### ABOUT THIS EXERCISE
Tally the lines below that contain "glyph" and reply with only the tally.

[PROVIDED MATERIAL]

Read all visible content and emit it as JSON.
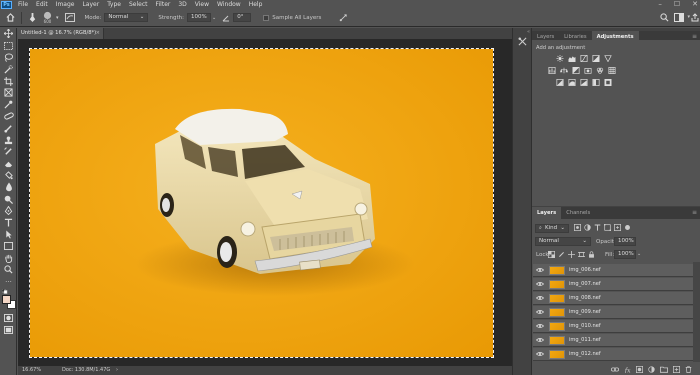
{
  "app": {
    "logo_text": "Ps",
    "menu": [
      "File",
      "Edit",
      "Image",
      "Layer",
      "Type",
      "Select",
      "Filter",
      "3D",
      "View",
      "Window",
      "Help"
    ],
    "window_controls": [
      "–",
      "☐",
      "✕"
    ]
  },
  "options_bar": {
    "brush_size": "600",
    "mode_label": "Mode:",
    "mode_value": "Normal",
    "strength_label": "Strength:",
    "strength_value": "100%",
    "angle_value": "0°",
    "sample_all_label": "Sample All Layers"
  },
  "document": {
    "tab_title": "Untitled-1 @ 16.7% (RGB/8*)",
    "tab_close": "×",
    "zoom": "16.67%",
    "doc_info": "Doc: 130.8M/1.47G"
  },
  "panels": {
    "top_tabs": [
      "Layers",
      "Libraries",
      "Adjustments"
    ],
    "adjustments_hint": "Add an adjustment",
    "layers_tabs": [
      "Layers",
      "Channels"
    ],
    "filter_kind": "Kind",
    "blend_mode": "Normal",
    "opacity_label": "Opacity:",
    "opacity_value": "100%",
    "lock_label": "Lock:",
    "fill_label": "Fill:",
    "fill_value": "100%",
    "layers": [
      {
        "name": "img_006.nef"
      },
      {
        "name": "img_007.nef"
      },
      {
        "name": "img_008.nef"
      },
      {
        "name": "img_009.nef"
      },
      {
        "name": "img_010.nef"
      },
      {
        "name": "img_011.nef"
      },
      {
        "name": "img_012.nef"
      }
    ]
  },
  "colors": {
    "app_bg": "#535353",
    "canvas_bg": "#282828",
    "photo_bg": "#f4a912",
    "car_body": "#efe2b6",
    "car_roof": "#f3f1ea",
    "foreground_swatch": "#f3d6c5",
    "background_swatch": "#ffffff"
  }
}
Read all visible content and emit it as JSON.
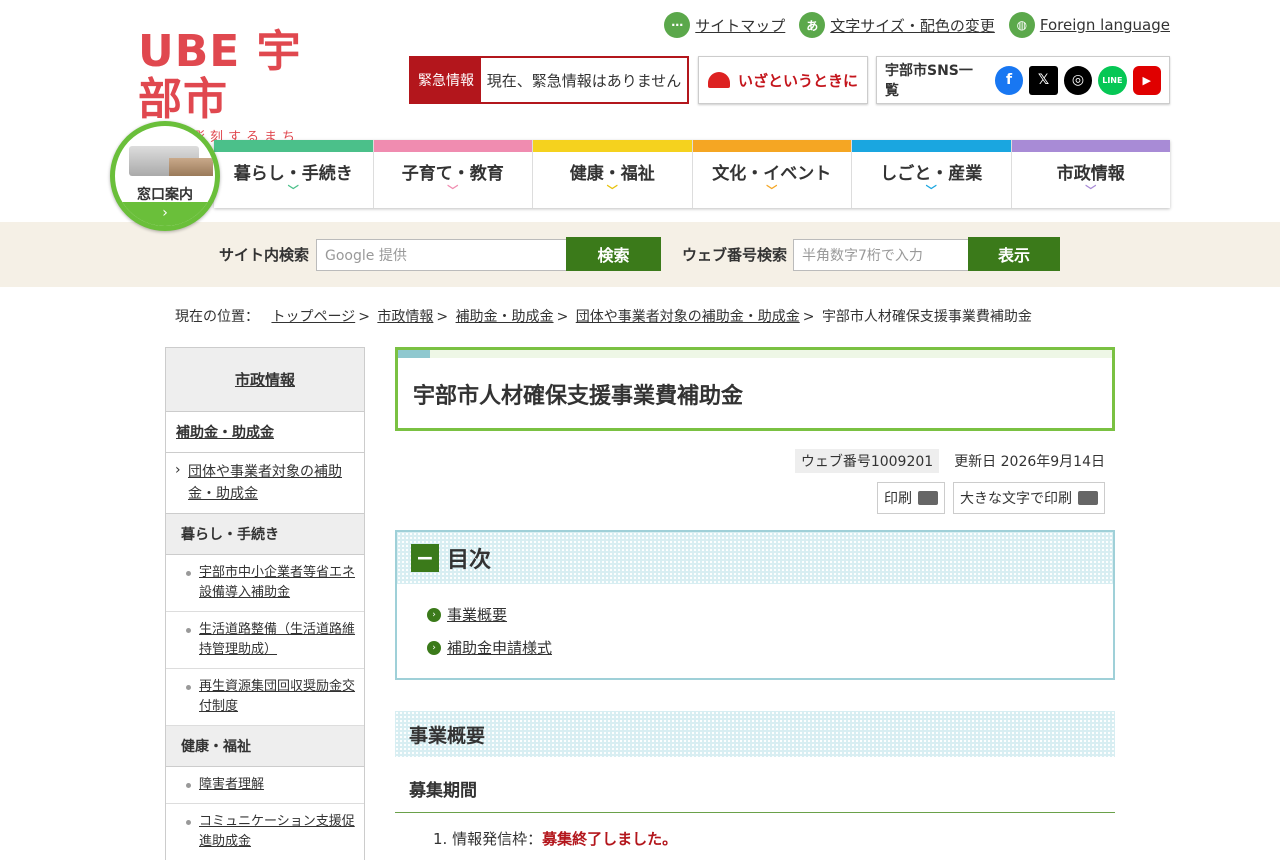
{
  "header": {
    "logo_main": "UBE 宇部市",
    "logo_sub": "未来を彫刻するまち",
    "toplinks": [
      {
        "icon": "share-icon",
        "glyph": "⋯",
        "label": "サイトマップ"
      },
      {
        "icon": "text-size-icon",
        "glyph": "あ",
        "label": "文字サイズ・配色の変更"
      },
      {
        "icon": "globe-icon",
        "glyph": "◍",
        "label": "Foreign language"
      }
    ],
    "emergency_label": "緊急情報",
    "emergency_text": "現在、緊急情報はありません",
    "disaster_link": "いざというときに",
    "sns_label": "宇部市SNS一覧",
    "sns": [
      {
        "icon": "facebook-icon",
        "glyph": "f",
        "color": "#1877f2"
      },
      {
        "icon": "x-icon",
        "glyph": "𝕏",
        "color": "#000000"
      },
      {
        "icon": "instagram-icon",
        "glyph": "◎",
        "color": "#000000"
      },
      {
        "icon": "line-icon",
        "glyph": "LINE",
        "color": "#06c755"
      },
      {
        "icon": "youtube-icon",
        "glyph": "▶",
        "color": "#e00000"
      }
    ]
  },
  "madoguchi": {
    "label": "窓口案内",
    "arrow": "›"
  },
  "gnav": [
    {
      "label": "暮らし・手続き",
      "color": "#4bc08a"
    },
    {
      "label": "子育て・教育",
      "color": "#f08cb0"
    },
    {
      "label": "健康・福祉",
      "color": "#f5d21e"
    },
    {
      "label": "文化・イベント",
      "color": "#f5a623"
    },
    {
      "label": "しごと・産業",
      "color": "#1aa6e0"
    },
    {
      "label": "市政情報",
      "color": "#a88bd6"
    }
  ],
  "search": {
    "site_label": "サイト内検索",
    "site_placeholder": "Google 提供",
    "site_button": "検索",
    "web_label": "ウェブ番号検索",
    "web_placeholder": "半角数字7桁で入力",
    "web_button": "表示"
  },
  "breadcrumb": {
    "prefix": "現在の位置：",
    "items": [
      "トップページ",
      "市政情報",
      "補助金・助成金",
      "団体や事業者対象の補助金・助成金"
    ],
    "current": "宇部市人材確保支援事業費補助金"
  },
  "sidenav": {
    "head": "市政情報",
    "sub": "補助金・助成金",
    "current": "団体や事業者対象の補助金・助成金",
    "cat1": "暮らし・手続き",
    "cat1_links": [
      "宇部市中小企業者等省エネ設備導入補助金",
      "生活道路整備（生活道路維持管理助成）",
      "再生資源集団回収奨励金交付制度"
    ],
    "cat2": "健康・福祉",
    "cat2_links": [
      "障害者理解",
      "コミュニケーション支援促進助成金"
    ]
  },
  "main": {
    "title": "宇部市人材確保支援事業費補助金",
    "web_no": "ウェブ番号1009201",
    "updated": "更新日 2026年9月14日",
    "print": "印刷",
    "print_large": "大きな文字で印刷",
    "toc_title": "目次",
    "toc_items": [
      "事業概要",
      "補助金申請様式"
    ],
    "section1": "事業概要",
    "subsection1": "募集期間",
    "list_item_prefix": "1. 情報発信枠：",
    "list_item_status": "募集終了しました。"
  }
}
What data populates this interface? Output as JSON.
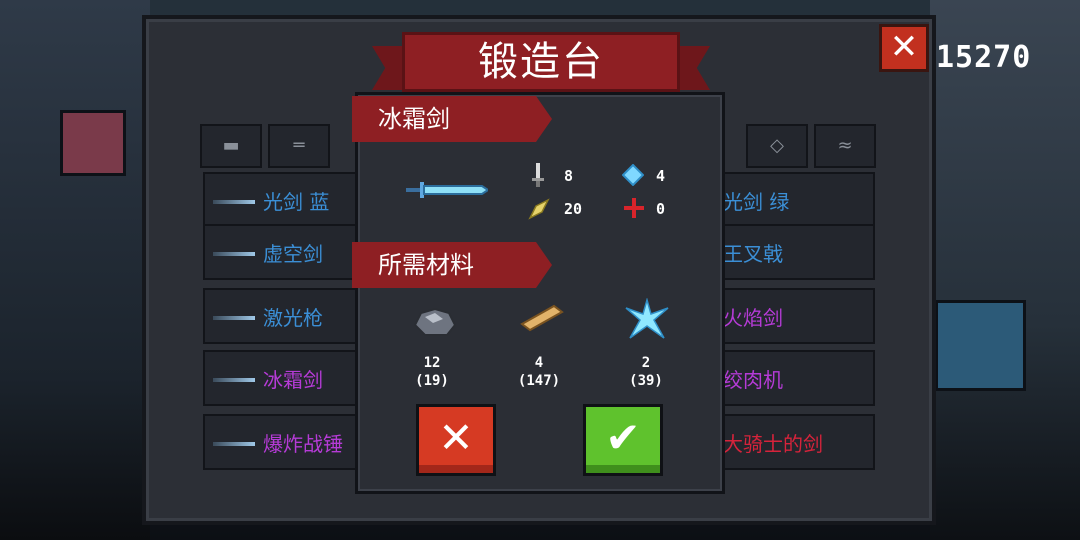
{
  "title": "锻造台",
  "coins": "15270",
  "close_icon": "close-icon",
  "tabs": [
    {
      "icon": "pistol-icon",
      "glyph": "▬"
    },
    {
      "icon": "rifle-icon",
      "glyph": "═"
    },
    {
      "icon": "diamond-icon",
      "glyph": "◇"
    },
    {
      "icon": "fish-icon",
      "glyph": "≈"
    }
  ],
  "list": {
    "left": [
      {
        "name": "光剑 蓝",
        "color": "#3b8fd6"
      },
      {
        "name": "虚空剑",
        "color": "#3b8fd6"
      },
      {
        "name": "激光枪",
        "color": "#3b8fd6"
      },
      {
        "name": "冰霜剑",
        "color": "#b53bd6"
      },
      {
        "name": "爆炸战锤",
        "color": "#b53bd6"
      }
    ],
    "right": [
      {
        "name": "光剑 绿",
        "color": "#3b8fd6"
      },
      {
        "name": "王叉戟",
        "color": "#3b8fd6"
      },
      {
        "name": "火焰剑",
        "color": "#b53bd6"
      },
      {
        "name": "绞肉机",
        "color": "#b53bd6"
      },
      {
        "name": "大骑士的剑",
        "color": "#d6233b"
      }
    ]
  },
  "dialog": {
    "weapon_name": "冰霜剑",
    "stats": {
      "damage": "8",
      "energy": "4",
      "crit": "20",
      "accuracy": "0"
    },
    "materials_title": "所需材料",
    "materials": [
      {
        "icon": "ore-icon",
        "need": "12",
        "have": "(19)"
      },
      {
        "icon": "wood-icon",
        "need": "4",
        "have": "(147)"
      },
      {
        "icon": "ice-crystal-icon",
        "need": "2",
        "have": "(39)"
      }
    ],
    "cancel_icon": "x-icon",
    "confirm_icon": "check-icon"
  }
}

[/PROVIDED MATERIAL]

### ANSWER TO THIS PROBLEM
12